→ Problem requirements: Once you have read the records, write them out again exactly.

→ Dataset rows describing interfaces:
========================
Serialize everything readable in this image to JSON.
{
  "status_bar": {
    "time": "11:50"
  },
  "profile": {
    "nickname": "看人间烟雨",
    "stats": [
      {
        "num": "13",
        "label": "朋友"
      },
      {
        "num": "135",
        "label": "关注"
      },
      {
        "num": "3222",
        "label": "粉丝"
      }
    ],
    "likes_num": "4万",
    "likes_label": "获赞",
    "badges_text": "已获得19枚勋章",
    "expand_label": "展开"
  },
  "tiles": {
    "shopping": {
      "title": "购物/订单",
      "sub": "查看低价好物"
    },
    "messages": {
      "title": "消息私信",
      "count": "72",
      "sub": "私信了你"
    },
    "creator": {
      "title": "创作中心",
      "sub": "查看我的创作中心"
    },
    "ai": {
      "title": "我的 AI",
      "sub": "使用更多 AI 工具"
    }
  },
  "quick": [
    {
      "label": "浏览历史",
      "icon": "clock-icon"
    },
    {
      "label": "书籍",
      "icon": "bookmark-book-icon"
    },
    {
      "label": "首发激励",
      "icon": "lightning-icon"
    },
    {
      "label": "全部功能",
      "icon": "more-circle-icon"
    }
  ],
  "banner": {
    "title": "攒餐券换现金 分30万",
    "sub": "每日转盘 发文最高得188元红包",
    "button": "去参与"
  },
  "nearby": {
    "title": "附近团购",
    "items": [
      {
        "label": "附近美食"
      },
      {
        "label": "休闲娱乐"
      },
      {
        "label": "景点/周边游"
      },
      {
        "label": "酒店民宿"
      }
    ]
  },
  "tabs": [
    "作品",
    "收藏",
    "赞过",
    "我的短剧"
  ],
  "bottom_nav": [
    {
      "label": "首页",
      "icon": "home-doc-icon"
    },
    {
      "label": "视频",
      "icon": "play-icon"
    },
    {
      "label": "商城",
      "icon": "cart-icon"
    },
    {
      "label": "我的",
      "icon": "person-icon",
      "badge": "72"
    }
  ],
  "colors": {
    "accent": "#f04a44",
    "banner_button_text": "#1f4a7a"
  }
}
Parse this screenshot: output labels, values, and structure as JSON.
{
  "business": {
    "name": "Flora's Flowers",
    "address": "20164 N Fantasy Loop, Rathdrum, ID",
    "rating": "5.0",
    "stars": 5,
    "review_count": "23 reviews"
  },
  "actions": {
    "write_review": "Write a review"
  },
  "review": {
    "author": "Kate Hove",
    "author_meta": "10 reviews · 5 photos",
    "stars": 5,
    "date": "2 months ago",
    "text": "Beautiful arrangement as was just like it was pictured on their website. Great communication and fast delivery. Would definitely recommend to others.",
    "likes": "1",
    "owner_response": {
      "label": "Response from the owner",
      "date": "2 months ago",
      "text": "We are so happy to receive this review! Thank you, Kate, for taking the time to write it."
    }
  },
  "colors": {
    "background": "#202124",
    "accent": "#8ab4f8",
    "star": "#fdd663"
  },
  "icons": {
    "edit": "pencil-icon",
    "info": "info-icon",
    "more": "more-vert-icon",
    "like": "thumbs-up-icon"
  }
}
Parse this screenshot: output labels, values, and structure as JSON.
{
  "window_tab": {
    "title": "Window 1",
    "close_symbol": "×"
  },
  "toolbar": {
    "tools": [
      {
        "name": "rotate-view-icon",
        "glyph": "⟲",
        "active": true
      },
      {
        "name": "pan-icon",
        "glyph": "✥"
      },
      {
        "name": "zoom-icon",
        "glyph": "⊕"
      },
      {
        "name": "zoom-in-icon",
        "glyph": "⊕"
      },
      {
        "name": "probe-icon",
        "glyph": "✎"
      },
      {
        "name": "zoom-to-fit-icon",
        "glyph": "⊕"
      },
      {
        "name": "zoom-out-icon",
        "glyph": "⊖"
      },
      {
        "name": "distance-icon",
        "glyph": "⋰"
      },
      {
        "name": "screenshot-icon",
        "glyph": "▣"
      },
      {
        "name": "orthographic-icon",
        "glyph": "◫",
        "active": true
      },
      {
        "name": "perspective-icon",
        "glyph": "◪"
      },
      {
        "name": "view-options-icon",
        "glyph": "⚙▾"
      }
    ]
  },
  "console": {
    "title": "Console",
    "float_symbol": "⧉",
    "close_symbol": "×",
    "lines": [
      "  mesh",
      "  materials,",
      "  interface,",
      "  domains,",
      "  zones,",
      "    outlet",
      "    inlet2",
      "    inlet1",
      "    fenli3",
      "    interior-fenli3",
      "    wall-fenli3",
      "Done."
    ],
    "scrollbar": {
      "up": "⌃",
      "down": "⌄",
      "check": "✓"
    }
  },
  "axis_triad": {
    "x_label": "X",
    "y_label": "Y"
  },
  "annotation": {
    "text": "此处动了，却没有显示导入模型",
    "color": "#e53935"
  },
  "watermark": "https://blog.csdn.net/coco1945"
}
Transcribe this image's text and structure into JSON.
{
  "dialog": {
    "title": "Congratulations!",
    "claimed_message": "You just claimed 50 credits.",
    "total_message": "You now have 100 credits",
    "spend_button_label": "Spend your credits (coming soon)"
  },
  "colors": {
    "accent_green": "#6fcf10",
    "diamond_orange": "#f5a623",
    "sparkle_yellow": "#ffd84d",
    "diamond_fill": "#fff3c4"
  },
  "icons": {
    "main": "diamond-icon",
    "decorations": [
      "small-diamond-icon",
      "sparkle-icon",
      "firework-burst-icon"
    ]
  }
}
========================
→ Result:
Serialize everything readable in this image to JSON.
{
  "status_bar": {
    "time": "11:50"
  },
  "profile": {
    "nickname": "看人间烟雨",
    "stats": [
      {
        "num": "13",
        "label": "朋友"
      },
      {
        "num": "135",
        "label": "关注"
      },
      {
        "num": "3222",
        "label": "粉丝"
      }
    ],
    "likes_num": "4万",
    "likes_label": "获赞",
    "badges_text": "已获得19枚勋章",
    "expand_label": "展开"
  },
  "tiles": {
    "shopping": {
      "title": "购物/订单",
      "sub": "查看低价好物"
    },
    "messages": {
      "title": "消息私信",
      "count": "72",
      "sub": "私信了你"
    },
    "creator": {
      "title": "创作中心",
      "sub": "查看我的创作中心"
    },
    "ai": {
      "title": "我的 AI",
      "sub": "使用更多 AI 工具"
    }
  },
  "quick": [
    {
      "label": "浏览历史",
      "icon": "clock-icon"
    },
    {
      "label": "书籍",
      "icon": "bookmark-book-icon"
    },
    {
      "label": "首发激励",
      "icon": "lightning-icon"
    },
    {
      "label": "全部功能",
      "icon": "more-circle-icon"
    }
  ],
  "banner": {
    "title": "攒餐券换现金 分30万",
    "sub": "每日转盘 发文最高得188元红包",
    "button": "去参与"
  },
  "nearby": {
    "title": "附近团购",
    "items": [
      {
        "label": "附近美食"
      },
      {
        "label": "休闲娱乐"
      },
      {
        "label": "景点/周边游"
      },
      {
        "label": "酒店民宿"
      }
    ]
  },
  "tabs": [
    "作品",
    "收藏",
    "赞过",
    "我的短剧"
  ],
  "bottom_nav": [
    {
      "label": "首页",
      "icon": "home-doc-icon"
    },
    {
      "label": "视频",
      "icon": "play-icon"
    },
    {
      "label": "商城",
      "icon": "cart-icon"
    },
    {
      "label": "我的",
      "icon": "person-icon",
      "badge": "72"
    }
  ],
  "colors": {
    "accent": "#f04a44",
    "banner_button_text": "#1f4a7a"
  }
}
Parse this screenshot: output labels, values, and structure as JSON.
{
  "business": {
    "name": "Flora's Flowers",
    "address": "20164 N Fantasy Loop, Rathdrum, ID",
    "rating": "5.0",
    "stars": 5,
    "review_count": "23 reviews"
  },
  "actions": {
    "write_review": "Write a review"
  },
  "review": {
    "author": "Kate Hove",
    "author_meta": "10 reviews · 5 photos",
    "stars": 5,
    "date": "2 months ago",
    "text": "Beautiful arrangement as was just like it was pictured on their website. Great communication and fast delivery. Would definitely recommend to others.",
    "likes": "1",
    "owner_response": {
      "label": "Response from the owner",
      "date": "2 months ago",
      "text": "We are so happy to receive this review! Thank you, Kate, for taking the time to write it."
    }
  },
  "colors": {
    "background": "#202124",
    "accent": "#8ab4f8",
    "star": "#fdd663"
  },
  "icons": {
    "edit": "pencil-icon",
    "info": "info-icon",
    "more": "more-vert-icon",
    "like": "thumbs-up-icon"
  }
}
Parse this screenshot: output labels, values, and structure as JSON.
{
  "window_tab": {
    "title": "Window 1",
    "close_symbol": "×"
  },
  "toolbar": {
    "tools": [
      {
        "name": "rotate-view-icon",
        "glyph": "⟲",
        "active": true
      },
      {
        "name": "pan-icon",
        "glyph": "✥"
      },
      {
        "name": "zoom-icon",
        "glyph": "⊕"
      },
      {
        "name": "zoom-in-icon",
        "glyph": "⊕"
      },
      {
        "name": "probe-icon",
        "glyph": "✎"
      },
      {
        "name": "zoom-to-fit-icon",
        "glyph": "⊕"
      },
      {
        "name": "zoom-out-icon",
        "glyph": "⊖"
      },
      {
        "name": "distance-icon",
        "glyph": "⋰"
      },
      {
        "name": "screenshot-icon",
        "glyph": "▣"
      },
      {
        "name": "orthographic-icon",
        "glyph": "◫",
        "active": true
      },
      {
        "name": "perspective-icon",
        "glyph": "◪"
      },
      {
        "name": "view-options-icon",
        "glyph": "⚙▾"
      }
    ]
  },
  "console": {
    "title": "Console",
    "float_symbol": "⧉",
    "close_symbol": "×",
    "lines": [
      "  mesh",
      "  materials,",
      "  interface,",
      "  domains,",
      "  zones,",
      "    outlet",
      "    inlet2",
      "    inlet1",
      "    fenli3",
      "    interior-fenli3",
      "    wall-fenli3",
      "Done."
    ],
    "scrollbar": {
      "up": "⌃",
      "down": "⌄",
      "check": "✓"
    }
  },
  "axis_triad": {
    "x_label": "X",
    "y_label": "Y"
  },
  "annotation": {
    "text": "此处动了，却没有显示导入模型",
    "color": "#e53935"
  },
  "watermark": "https://blog.csdn.net/coco1945"
}
Transcribe this image's text and structure into JSON.
{
  "dialog": {
    "title": "Congratulations!",
    "claimed_message": "You just claimed 50 credits.",
    "total_message": "You now have 100 credits",
    "spend_button_label": "Spend your credits (coming soon)"
  },
  "colors": {
    "accent_green": "#6fcf10",
    "diamond_orange": "#f5a623",
    "sparkle_yellow": "#ffd84d",
    "diamond_fill": "#fff3c4"
  },
  "icons": {
    "main": "diamond-icon",
    "decorations": [
      "small-diamond-icon",
      "sparkle-icon",
      "firework-burst-icon"
    ]
  }
}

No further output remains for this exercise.